Source: Nature: "Cloud: Wild Stallion of the Rockies"
Funding for the VITAL/Ready to Teach collection was secured through the United States Department of Education under the Ready to Teach Program.
In this video segments from Nature, filmmaker Ginger Kathrens chronicles the life of Cloud who is now a two-year-old bachelor (a male horse who has not mated) living in a group of wild horses in the Arrowhead Mountains of southern Montana. Family is important to horses, and this group of bachelors’ behaviors shows evidence of the camaraderie that can exist among a bonded group of horses. The playful, gentle interactions not only communicate trust and security among members of the group but also act as practice for more adult behaviors. For more about Cloud, watch "Cloud Foal" and "Cloud Age - Four" in the three-part series of videos.
Science, animal science, animal behavior, social studies, geography
The following Frame, Focus and Follow-up suggestions are best suited for elementary or middle school students using this video in an English language arts or science lesson. Be sure to modify the questions to meet your students' instructional needs.
What is Frame, Focus and Follow-up?
Frame (ELA) What is characterization?
Focus (ELA) How are Cloud and Diamond characterized, represented, and described?
Follow Up (ELA) Cloud and Diamond are the characters. How are the characters similar and different? How does the filmmaker describe each horse to give each his own personality? What aren’t you told about the horses that you would still like to know? How would you develop Cloud’s and Diamond’s characters differently or more fully?
Frame (SCI) What are the cycles of life through which we move?
Focus (SCI) How would you describe the life cycle of a horse?
Follow Up (SCI) Assuming Cloud will grow into a stallion, what do you think the next stage of his life will be like? How might his family life change? Describe the life cycle of a horse like Cloud.
Tillet Ridge, where Cloud was born, is separated by an impassable canyon from an even bigger ridge called Sykes.
When I don’t see Cloud on Tillet, I scope over to Sykes. A white horse! It has to be Cloud.
But, how can I get a closer look?
A five hour, bone jarring drive down Tillet and up Sykes is my only alternative.
When I glass onto the ridge I spot a group of bachelors... and Cloud is with them.
He watches as I approach, but doesn’t run.
This is Cloud’s new family. Their gentle play underscores the importance of friends and family to wild horses. In this, I don’t think horses and people are so different.
Within a few days Clouds, group begins moving to the mountaintop.
Waiting there is another group of bachelors and Cloud’s brother, Diamond.
Pleasantries are exchanged.
Everyone gets acquainted or re-acquainted, then they join into one rowdy gang.
The bay is older and heavier but the bold white foal has become a bold adolescent.

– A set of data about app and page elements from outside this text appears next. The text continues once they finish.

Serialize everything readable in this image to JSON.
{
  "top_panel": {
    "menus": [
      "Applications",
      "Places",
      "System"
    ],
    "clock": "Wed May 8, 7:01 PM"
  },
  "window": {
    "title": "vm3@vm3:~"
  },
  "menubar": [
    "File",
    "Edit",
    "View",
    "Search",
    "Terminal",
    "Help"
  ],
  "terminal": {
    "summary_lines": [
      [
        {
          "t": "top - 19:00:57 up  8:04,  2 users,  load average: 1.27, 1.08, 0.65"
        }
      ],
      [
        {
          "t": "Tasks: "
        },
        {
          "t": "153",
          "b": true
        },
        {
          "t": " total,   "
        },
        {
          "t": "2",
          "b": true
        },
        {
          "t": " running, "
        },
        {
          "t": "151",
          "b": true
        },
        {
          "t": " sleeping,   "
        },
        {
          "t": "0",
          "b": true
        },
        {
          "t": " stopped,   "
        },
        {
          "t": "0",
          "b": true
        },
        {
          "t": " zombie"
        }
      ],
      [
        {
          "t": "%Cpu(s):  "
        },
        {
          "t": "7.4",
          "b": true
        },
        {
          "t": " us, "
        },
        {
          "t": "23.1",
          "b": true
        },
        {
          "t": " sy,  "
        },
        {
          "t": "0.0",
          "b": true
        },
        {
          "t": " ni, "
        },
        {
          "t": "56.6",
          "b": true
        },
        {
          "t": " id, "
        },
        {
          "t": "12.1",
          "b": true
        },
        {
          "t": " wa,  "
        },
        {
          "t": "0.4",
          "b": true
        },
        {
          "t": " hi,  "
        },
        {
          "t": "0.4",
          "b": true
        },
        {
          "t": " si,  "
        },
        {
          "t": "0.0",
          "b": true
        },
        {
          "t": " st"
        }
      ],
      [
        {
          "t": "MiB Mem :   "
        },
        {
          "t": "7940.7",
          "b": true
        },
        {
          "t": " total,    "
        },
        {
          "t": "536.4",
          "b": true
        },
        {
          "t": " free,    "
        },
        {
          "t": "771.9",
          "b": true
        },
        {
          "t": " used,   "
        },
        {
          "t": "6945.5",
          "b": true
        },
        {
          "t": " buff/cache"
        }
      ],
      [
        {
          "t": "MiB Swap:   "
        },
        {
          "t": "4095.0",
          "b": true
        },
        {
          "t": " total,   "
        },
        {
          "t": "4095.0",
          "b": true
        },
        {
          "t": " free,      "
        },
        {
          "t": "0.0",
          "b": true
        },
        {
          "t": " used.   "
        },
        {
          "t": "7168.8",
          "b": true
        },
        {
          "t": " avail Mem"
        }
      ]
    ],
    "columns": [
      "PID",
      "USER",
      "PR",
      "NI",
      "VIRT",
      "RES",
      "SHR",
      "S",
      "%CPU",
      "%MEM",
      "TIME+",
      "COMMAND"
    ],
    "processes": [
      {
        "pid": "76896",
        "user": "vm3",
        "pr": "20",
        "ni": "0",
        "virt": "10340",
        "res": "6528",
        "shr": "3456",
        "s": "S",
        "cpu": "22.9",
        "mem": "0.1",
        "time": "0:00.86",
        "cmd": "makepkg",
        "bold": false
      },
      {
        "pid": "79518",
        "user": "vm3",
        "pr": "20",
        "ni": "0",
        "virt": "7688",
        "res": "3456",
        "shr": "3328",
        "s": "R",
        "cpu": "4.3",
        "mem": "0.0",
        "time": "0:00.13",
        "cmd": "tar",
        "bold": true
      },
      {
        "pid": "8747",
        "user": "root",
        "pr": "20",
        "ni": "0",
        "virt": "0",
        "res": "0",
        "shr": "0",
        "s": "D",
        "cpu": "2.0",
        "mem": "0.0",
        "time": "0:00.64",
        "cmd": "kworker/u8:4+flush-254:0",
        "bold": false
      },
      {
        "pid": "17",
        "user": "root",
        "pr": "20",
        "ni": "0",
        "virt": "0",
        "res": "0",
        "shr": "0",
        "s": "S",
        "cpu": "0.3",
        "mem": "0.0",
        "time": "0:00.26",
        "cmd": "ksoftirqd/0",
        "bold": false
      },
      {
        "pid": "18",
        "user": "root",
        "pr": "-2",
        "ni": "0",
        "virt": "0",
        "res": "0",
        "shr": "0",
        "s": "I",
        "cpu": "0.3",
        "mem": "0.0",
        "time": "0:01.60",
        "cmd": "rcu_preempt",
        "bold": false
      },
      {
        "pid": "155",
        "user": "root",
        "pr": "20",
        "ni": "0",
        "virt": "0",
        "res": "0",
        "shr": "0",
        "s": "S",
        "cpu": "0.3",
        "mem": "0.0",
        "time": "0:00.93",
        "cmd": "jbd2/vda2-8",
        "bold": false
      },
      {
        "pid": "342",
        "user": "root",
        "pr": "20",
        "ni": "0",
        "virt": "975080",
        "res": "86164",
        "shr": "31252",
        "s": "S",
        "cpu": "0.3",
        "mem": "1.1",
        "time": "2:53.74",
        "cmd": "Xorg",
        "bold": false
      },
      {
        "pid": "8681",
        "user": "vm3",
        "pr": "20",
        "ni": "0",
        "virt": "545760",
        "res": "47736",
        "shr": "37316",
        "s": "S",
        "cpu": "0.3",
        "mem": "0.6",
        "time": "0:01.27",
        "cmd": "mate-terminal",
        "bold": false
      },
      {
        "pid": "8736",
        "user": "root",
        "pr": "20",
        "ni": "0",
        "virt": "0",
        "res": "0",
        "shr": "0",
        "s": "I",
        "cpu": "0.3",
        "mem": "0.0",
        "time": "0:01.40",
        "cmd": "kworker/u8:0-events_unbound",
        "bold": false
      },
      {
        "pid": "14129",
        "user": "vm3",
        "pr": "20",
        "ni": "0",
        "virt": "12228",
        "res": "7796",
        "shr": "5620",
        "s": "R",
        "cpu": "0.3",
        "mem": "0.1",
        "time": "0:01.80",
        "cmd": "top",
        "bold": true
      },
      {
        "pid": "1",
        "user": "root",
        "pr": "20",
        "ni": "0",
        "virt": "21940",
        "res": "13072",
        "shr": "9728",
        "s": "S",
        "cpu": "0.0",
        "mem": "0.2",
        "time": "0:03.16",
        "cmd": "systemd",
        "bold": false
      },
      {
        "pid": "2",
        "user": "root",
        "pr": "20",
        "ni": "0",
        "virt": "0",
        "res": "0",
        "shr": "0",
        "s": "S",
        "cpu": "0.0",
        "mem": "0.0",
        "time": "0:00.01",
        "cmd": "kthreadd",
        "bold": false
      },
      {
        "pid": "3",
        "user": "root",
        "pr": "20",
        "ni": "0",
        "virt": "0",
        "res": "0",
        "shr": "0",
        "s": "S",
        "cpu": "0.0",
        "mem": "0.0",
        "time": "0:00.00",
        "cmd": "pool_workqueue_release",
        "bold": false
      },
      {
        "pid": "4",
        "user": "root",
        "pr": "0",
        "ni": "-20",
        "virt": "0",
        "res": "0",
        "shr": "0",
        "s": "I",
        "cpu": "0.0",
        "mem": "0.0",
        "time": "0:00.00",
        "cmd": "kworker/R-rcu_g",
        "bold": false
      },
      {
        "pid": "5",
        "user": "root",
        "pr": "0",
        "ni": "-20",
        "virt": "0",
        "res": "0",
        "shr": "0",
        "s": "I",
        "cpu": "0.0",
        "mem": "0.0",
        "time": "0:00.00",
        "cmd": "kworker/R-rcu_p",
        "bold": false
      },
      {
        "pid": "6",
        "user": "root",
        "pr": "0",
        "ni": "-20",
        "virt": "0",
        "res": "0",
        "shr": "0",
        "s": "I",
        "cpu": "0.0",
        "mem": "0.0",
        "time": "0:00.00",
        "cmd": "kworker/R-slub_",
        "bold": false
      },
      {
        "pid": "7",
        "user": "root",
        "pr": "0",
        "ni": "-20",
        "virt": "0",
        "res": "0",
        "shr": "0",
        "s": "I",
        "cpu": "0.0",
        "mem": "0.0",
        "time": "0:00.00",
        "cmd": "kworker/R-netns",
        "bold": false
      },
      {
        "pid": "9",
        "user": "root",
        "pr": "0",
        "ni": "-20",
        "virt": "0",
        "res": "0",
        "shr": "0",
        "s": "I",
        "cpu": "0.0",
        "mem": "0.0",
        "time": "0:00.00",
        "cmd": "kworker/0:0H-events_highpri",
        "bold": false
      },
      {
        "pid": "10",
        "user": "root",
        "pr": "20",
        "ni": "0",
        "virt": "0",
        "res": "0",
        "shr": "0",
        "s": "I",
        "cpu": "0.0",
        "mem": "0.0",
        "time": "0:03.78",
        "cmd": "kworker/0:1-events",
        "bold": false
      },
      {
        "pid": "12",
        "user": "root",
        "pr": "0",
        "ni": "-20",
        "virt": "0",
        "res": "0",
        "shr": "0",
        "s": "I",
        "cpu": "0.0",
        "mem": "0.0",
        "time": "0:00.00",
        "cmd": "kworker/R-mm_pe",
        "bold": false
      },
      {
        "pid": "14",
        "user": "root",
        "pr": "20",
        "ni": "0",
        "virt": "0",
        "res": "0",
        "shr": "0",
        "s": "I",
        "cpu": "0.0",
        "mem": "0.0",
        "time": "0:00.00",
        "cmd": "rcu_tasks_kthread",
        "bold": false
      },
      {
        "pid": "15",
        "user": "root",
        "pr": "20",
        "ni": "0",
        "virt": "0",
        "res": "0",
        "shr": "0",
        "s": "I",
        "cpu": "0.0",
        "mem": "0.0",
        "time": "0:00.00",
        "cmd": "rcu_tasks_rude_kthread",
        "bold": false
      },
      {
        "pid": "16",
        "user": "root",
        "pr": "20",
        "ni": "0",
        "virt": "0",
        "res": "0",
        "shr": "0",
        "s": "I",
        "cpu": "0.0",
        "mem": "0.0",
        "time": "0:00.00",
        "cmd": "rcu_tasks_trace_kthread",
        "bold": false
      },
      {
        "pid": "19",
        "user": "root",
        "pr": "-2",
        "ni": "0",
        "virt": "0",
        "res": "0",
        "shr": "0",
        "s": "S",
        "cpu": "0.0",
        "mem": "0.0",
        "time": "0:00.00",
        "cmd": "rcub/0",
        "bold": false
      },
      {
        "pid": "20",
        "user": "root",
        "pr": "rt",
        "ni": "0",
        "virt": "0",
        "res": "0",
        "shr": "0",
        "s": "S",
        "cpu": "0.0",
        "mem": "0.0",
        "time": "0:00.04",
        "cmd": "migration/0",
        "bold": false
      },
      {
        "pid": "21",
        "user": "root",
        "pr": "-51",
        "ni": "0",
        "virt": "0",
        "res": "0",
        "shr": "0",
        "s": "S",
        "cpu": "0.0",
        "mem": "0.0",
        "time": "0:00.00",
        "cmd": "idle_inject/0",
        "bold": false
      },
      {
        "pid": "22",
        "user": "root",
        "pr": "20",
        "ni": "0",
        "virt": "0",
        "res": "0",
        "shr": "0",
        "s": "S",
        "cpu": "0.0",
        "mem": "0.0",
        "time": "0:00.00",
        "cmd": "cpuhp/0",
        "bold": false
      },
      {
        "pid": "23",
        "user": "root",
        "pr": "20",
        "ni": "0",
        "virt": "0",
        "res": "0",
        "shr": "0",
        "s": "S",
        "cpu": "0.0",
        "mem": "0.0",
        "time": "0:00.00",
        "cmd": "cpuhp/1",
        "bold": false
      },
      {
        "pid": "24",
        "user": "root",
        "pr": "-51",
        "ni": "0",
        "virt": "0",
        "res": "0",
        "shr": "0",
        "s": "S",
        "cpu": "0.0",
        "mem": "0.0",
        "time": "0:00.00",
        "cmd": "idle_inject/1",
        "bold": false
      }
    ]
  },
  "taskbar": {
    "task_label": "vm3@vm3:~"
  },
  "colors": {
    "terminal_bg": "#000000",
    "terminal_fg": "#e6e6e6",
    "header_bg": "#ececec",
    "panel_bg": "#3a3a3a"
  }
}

His brother’s play is a notch more intense.
When Cloud approaches, Diamond snakes him away, asserting his dominance. I’ve noticed how a forceful bachelor will practice being a band stallion by treating a younger male like a mare, herding him as if he were a she.

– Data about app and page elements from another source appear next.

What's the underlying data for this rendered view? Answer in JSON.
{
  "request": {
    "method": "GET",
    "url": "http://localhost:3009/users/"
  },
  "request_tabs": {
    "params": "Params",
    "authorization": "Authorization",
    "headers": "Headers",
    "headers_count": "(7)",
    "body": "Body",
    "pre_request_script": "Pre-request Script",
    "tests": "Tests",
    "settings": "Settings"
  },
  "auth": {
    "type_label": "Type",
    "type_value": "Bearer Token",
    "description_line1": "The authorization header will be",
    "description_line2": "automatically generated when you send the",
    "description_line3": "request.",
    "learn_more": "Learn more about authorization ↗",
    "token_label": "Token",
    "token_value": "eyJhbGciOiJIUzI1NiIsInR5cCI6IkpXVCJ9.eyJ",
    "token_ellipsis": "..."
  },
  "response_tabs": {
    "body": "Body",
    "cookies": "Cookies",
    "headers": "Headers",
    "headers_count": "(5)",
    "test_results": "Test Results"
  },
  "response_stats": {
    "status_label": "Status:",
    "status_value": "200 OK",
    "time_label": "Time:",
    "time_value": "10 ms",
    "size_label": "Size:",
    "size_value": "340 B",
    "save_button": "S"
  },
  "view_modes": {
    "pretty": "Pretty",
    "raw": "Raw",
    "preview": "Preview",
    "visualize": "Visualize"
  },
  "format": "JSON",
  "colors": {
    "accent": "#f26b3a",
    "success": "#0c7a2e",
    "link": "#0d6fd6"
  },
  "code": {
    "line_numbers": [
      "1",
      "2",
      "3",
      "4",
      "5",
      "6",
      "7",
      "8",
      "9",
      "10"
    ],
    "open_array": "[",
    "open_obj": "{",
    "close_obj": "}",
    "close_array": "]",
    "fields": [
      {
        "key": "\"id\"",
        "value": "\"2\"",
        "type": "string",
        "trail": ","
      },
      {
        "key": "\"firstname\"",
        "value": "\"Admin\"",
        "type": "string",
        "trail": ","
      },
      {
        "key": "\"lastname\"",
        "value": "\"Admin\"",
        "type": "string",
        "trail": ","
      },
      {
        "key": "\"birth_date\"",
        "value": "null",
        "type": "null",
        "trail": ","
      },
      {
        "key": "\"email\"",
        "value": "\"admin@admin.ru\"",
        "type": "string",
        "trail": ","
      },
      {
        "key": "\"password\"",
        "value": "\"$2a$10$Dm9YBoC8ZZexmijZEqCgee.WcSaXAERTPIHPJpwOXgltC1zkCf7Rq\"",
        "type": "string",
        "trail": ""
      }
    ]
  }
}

Despite Diamond’s dominance plays, the brothers remain close friends.
Academic standards correlations on Teachers' Domain use the Achievement Standards Network (ASN) database of state and national standards, provided to NSDL projects courtesy of JES & Co.
We assign reference terms to each statement within a standards document and to each media resource, and correlations are based upon matches of these terms for a given grade band. If a particular standards document of interest to you is not displayed yet, it most likely has not yet been processed by ASN or by Teachers' Domain. We will be adding social studies and arts correlations over the coming year, and also will be increasing the specificity of alignment.